Important drivers of the Portuguese economy, business associations play a fundamental role in representing, defending, promoting, and supporting companies.
Business associations are usually representative of a particular sector of activity or a geographical area, working to defend the common interests of companies.
However, as they gather under their jurisdiction a significant part of the competitors in a given sector, they are particularly vulnerable to violations of competition rules. Business associations cannot interfere with the commercial autonomy of their members. And by promoting the standardisation of corporate behaviour, the chances of violation of Competition Law increase.
Decisions by business associations and the Competition Law
What decisions by business associations can harm competition? All those that constitute institutionalised forms of cooperation between members to condition their commercial behaviour.
These decisions include setting prices, dividing markets, or defining relevant commercial conditions.

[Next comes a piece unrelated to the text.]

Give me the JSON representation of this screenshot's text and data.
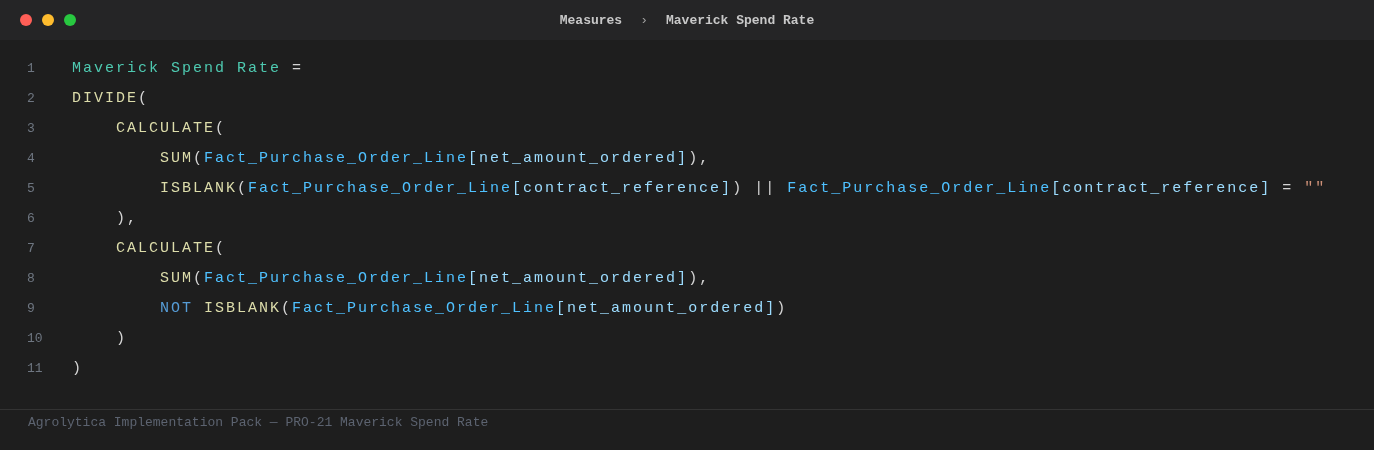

Business associations must know that these practices are contrary to the Competition Law and that they end up distorting their mission, in addition to compromising market efficiency, the autonomy of economic agents, and the free play of competition.
As it is essential to alert business associations — and their respective directors, supervisory bodies, and members — to possible law infractions, the Competition Authority created the Guide for Business Associations. This is a document that aims to inform business associations and members about the decisions or behaviours to avoid, but also to champion the benefits of competition.